* _BRIEF_: Every line in the data below that holds "Overlay" should be found and copied.

Items listed in a dataset:

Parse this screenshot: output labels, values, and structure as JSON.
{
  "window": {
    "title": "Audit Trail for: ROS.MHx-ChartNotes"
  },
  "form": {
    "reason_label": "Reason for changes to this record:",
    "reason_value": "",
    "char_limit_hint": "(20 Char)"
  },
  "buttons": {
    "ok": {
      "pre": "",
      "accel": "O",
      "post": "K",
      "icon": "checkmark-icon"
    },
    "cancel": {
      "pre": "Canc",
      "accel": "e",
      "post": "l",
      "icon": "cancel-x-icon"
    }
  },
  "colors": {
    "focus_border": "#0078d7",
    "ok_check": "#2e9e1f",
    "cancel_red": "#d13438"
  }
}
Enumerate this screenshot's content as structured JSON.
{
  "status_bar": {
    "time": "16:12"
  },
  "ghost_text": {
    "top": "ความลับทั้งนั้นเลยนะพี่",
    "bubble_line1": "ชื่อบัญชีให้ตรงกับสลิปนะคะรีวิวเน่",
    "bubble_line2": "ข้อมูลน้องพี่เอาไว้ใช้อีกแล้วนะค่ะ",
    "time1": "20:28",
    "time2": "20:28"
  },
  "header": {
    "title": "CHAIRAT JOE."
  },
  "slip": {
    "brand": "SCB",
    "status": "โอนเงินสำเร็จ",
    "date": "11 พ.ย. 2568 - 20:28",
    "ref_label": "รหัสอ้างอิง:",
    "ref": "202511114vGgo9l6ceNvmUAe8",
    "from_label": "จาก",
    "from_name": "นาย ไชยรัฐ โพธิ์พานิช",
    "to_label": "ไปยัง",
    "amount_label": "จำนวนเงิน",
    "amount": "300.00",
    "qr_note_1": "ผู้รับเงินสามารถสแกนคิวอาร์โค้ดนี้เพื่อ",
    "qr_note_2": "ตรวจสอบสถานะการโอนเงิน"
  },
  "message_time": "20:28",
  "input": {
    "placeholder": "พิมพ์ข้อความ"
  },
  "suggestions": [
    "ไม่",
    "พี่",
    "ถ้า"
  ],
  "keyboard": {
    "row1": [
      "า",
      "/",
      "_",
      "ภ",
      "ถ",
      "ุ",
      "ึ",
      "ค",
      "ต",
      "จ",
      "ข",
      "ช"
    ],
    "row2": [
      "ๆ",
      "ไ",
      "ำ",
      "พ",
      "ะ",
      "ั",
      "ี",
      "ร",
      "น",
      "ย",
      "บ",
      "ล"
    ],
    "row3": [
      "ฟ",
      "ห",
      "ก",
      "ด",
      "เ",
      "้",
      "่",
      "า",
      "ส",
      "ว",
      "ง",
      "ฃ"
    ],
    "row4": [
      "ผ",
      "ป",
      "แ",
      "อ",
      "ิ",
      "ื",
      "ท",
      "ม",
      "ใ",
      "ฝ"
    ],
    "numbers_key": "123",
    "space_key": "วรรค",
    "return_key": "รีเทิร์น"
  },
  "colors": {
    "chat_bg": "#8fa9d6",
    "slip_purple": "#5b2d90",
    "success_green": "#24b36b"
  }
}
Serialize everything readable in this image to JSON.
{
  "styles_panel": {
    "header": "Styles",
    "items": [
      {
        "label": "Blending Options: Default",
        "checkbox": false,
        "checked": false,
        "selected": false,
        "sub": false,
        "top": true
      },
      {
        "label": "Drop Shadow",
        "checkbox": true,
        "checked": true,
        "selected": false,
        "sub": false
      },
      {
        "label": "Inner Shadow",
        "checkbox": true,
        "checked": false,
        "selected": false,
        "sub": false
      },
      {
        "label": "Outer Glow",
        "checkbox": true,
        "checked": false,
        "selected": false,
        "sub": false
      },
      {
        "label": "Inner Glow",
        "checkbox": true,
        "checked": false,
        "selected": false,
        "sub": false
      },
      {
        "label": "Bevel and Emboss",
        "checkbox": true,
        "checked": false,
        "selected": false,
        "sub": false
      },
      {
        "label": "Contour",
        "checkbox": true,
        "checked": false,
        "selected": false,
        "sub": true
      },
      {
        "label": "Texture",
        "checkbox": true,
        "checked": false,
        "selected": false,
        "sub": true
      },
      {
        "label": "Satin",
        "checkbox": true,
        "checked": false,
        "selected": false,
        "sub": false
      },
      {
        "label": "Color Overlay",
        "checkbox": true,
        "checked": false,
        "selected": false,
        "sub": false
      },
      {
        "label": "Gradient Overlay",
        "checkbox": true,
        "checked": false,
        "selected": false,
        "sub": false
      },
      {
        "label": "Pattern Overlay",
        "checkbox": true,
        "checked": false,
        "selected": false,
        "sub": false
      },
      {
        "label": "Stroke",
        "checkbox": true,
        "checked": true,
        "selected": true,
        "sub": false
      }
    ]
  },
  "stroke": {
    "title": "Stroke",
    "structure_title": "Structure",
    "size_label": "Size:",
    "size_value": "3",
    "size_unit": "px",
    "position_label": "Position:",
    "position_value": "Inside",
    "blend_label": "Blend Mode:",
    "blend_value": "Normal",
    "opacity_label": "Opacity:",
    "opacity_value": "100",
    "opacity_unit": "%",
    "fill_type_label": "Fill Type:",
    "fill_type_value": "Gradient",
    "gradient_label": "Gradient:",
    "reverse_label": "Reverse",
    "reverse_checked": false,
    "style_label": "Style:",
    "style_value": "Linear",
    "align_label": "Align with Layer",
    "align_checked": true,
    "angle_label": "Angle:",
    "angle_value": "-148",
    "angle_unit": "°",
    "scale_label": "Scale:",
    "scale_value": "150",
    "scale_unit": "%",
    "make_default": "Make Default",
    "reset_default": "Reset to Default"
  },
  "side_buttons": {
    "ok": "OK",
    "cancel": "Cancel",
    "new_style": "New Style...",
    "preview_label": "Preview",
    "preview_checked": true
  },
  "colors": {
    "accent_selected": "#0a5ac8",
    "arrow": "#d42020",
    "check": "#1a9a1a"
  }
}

* _ANSWER FOR THIS EXERCISE_:
        "label": "Color Overlay",
        "label": "Gradient Overlay",
        "label": "Pattern Overlay",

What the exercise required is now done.